- Morning Routine –The key to good sleep starts in the morning, having a steady morning return is a big step to good night time sleep and it starts with getting up early. Yes, it will be hard and it will be an adjustment, but your body will adapt and you will find a good healthy rhythm. Second in the morning routine is, getting a good workout in every morning. Exercise improves cortisol levels and helps kick your hormones into gear. Last every morning get outside as early as possible and get sunlight. The sunlight kicks your activates the receptors in your eyes and skin and sets your bodies circadian rhythm. Bonus, do some grounding in the morning this will help reduce inflammation and can further help hormonal balance. (see our post on grounding).
- Bed – its really just for 2 things – sleeping and making babies. Sex decreases cortisol and increases melatonin, our bed should be left to those two activities. Avoid doing work on your bed, watching TV or using other devices. Let your mind and body know that when you get in bed it is time to go to sleep or that other thing that release a cascade of great hormones which help the body relax and sleep.

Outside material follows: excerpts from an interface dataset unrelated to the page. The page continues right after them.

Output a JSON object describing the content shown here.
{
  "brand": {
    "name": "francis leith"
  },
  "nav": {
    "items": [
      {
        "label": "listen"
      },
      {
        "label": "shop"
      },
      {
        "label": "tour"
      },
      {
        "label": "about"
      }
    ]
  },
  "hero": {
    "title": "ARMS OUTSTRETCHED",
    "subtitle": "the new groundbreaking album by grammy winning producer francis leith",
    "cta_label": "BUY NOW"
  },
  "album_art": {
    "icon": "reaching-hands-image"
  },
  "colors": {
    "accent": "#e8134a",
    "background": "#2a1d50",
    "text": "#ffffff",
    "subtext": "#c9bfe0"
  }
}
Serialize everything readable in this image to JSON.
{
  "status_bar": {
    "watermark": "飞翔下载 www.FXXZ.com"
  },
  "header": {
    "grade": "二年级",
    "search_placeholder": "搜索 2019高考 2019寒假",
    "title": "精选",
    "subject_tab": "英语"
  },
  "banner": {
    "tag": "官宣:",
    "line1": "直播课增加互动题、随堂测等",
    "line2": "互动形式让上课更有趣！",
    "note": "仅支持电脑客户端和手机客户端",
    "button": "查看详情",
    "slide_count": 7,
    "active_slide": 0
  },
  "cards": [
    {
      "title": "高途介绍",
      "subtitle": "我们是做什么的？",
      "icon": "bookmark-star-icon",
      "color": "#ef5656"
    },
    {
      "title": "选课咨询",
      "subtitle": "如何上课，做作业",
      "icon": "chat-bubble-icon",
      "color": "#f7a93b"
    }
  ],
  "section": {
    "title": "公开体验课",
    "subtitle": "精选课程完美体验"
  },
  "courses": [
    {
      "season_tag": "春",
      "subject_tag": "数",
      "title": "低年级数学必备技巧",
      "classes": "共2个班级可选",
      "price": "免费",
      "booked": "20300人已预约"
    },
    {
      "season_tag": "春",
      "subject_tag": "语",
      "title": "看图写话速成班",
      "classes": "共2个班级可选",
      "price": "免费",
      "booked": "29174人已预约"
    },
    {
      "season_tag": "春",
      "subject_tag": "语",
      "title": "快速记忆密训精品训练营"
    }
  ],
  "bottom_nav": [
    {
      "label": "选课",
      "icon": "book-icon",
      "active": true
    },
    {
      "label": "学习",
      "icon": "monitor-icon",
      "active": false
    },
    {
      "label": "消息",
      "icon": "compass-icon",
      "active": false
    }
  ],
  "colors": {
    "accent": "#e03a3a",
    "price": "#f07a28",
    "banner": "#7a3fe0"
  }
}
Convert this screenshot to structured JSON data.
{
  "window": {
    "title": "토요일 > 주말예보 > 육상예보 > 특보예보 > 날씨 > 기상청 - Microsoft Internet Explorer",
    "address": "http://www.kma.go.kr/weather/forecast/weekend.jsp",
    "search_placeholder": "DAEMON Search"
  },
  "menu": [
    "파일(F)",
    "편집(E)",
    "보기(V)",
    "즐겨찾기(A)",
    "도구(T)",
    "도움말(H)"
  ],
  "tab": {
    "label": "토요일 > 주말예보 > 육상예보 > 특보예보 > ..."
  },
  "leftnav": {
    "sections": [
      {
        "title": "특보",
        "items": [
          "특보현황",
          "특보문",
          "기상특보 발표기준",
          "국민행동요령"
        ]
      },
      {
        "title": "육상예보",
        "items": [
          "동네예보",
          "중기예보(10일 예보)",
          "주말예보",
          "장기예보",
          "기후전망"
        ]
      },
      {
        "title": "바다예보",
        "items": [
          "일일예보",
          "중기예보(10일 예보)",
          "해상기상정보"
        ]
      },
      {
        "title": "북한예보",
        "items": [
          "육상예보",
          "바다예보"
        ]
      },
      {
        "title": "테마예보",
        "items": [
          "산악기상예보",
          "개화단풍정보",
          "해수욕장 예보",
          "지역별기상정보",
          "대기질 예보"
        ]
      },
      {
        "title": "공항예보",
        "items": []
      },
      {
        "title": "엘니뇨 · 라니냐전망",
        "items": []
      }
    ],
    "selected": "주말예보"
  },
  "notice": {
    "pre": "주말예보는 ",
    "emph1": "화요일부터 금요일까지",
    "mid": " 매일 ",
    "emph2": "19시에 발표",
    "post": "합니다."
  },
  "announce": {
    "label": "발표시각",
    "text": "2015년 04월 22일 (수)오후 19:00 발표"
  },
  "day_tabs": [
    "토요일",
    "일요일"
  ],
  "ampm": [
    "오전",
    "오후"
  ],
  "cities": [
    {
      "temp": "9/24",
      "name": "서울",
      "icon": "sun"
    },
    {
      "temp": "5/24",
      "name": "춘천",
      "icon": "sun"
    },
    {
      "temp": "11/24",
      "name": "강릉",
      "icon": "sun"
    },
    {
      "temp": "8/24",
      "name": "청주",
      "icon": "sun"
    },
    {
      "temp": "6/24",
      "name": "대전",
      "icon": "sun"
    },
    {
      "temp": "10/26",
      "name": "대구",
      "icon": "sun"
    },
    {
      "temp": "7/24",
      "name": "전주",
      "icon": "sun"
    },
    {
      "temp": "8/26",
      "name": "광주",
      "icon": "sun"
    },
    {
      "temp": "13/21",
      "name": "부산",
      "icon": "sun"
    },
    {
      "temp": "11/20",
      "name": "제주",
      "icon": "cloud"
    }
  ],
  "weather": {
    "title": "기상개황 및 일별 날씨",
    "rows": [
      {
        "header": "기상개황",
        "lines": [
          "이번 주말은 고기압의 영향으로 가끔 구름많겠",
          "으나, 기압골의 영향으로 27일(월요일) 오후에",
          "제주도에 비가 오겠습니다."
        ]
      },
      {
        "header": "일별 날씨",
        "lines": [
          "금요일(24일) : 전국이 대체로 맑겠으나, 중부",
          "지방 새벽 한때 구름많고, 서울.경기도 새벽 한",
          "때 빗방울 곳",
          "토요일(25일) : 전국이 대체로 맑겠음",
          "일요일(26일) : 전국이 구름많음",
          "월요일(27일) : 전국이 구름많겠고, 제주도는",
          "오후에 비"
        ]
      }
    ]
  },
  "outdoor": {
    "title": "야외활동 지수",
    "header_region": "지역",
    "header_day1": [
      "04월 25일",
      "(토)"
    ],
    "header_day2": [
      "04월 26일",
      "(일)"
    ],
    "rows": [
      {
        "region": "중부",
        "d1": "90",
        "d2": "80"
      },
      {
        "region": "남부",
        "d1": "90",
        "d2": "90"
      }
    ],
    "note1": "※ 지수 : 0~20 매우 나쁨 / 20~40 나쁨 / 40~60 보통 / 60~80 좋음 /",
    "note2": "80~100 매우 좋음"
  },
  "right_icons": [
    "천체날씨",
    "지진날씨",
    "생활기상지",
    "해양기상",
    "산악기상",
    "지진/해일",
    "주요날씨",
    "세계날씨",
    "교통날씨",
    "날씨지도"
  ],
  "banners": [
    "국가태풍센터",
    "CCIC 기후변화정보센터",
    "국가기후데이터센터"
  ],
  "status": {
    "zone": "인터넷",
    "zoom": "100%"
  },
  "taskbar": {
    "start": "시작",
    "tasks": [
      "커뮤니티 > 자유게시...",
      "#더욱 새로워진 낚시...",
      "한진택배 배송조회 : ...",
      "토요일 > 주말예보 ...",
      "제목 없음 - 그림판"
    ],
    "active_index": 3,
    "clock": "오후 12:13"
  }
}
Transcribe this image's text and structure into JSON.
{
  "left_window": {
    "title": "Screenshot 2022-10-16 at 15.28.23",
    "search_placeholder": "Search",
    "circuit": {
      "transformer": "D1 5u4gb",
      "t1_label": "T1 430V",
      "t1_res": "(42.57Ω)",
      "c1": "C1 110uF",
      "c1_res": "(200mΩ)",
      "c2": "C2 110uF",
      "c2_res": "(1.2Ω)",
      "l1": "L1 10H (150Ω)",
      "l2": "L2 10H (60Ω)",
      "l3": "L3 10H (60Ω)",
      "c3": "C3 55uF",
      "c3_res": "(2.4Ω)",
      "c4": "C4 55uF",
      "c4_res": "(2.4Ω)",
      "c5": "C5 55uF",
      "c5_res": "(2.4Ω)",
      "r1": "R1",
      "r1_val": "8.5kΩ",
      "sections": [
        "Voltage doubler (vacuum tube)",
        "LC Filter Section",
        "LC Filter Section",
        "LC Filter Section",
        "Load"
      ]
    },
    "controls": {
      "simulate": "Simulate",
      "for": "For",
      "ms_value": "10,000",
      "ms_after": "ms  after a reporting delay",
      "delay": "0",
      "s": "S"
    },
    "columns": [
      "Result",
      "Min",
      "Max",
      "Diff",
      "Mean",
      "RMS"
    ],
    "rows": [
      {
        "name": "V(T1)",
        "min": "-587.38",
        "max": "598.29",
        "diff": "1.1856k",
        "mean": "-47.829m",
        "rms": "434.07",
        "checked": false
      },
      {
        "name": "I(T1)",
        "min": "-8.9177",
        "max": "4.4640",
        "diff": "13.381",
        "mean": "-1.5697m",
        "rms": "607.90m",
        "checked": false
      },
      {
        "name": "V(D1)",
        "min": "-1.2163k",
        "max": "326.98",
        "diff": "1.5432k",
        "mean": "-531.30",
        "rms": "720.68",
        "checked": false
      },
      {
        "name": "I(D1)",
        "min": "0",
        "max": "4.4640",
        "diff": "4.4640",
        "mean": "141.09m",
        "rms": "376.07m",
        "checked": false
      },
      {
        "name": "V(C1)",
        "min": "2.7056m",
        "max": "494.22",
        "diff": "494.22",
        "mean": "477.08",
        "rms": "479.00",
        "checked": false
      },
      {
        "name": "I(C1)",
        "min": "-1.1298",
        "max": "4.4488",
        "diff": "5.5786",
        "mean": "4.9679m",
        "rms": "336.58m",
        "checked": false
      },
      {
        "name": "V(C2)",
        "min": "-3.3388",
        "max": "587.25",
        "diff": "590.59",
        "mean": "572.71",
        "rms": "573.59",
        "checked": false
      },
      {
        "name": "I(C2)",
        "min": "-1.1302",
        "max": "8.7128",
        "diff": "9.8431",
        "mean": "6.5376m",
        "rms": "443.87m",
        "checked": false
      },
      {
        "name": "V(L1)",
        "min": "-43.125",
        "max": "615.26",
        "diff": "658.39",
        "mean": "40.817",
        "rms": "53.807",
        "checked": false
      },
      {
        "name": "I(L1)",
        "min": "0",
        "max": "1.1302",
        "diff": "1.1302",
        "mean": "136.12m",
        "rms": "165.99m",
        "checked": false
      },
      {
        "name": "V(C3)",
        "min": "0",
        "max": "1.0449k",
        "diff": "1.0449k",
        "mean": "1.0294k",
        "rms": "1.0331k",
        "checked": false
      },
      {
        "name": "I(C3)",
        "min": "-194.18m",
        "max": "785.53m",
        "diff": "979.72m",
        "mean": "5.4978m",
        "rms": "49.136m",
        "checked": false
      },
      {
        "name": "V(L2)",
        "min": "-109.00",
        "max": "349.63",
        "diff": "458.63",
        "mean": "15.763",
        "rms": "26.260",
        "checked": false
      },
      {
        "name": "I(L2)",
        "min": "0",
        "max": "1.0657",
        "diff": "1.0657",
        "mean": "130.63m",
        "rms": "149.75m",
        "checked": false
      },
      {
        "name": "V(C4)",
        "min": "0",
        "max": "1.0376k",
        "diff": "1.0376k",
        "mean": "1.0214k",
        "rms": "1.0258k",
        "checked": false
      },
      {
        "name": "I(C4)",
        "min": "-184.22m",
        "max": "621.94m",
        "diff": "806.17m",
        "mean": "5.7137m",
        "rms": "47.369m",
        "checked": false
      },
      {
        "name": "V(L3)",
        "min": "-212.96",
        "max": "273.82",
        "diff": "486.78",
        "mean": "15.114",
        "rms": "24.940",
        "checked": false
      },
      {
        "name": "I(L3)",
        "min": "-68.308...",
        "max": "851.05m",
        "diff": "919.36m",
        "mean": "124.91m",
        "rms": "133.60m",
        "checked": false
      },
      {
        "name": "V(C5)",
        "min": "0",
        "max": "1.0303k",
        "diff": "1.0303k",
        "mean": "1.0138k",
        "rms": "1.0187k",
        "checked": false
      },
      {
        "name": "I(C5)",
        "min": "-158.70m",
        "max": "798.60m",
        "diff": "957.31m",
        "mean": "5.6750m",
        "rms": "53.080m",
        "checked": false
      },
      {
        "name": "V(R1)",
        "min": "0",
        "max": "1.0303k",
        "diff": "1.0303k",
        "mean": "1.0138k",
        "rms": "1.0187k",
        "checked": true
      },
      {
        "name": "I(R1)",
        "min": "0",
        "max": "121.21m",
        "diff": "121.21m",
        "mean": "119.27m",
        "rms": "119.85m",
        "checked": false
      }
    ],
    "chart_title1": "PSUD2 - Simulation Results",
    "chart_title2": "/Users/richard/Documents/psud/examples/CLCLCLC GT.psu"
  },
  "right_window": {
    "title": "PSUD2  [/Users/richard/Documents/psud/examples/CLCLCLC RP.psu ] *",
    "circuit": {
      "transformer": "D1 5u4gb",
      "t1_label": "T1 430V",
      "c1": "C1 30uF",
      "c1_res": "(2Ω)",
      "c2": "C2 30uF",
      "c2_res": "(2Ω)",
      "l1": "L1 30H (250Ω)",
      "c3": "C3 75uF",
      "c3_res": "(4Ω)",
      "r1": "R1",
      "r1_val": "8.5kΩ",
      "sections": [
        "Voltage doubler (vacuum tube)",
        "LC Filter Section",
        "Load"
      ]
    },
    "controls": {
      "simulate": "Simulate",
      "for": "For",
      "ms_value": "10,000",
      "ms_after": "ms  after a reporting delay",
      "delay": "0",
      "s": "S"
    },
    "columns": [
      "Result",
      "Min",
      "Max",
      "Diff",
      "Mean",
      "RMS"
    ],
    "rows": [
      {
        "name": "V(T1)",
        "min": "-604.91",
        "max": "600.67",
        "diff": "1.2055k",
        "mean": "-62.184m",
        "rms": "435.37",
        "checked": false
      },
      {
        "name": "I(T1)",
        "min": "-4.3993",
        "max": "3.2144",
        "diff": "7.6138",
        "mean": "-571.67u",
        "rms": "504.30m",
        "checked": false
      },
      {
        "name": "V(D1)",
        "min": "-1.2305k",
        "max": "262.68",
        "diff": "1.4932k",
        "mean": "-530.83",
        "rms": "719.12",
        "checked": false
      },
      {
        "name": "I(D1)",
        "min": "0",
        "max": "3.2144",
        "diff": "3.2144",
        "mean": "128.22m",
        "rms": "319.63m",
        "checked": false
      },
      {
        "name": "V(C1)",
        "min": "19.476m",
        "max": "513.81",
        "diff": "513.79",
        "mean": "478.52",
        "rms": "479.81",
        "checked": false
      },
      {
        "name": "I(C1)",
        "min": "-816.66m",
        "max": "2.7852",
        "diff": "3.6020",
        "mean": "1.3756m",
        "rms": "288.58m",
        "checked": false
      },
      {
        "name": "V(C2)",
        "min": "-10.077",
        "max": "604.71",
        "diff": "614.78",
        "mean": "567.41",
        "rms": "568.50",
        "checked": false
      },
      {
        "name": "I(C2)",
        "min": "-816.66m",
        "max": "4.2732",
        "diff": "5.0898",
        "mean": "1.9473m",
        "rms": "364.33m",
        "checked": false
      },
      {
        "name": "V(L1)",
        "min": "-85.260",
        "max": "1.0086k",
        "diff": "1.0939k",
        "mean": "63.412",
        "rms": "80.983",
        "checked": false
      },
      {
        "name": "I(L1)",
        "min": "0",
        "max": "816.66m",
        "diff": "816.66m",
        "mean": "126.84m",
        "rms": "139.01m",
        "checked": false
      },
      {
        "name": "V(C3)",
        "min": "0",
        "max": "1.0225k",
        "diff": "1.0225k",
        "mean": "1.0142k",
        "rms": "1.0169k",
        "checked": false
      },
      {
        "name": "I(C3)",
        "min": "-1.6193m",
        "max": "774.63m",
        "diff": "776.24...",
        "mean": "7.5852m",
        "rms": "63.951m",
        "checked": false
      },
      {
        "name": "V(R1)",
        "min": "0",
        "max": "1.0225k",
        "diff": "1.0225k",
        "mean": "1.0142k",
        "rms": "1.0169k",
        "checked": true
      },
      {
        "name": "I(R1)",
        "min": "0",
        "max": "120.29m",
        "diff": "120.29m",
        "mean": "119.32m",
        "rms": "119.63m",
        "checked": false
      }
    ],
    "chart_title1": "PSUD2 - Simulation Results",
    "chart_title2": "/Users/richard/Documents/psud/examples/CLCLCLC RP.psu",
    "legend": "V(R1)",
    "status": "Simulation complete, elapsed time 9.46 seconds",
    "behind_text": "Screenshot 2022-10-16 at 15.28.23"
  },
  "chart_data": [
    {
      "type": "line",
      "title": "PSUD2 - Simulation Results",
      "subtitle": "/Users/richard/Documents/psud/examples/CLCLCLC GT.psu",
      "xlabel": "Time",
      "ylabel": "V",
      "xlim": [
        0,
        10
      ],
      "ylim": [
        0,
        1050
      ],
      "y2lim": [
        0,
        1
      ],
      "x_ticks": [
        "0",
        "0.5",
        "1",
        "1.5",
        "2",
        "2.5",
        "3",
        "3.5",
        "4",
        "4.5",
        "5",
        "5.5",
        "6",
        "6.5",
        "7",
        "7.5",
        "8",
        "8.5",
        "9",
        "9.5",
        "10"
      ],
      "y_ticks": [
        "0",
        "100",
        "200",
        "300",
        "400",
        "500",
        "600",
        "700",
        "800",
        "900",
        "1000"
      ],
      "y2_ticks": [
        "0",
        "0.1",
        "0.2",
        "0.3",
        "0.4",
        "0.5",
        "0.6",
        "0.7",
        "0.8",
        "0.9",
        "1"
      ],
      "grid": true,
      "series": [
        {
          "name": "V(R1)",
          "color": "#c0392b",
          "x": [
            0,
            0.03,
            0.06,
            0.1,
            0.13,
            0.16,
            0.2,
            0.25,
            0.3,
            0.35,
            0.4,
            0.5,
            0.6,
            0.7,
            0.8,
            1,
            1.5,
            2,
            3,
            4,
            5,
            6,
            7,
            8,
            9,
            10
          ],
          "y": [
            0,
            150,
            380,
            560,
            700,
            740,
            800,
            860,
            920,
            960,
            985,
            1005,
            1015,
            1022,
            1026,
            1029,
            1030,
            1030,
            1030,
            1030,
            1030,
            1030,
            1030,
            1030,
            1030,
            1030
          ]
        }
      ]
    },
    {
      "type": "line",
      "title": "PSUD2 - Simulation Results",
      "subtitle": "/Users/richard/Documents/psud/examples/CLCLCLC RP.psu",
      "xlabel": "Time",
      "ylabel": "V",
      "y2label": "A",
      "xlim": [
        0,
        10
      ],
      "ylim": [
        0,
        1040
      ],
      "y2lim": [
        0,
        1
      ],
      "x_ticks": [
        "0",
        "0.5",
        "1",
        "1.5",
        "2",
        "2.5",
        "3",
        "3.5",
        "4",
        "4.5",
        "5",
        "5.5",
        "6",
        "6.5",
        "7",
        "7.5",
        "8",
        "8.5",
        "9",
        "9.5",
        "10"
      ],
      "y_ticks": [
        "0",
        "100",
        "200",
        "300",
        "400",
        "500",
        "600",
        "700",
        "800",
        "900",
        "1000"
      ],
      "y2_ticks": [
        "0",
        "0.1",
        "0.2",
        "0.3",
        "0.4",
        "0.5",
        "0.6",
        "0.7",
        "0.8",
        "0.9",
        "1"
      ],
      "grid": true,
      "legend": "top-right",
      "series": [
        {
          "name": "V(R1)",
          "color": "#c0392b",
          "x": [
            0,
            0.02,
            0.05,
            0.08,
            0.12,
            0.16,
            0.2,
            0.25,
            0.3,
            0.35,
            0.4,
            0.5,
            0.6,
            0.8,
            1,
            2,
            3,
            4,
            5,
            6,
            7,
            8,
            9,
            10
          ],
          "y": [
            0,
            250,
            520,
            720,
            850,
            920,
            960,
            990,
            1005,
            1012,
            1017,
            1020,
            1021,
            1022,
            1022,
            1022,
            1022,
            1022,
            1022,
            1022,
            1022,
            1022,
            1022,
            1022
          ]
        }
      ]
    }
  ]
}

You can see how if we wake up late, skip our morning workout, down our café mocha, run around all day doing work, then come home to watching tv and lay in bed on our i-pads and i-phones, we are setting ourselves up for disaster. We are destroying the very hormones which allow us to fall asleep and more important have restful sleep. Individually these 5 sleep tips might not make a huge change, but if you implement all 5 sleep tips the synergy that occurs is transformational. Your sleep patterns and more importantly your health, will improve and your body will thank you for it. I know you can do it, so now turn off your screen and get started!
Dr. Raul Serrano
*Lights Out by T.S. Wiley – p.81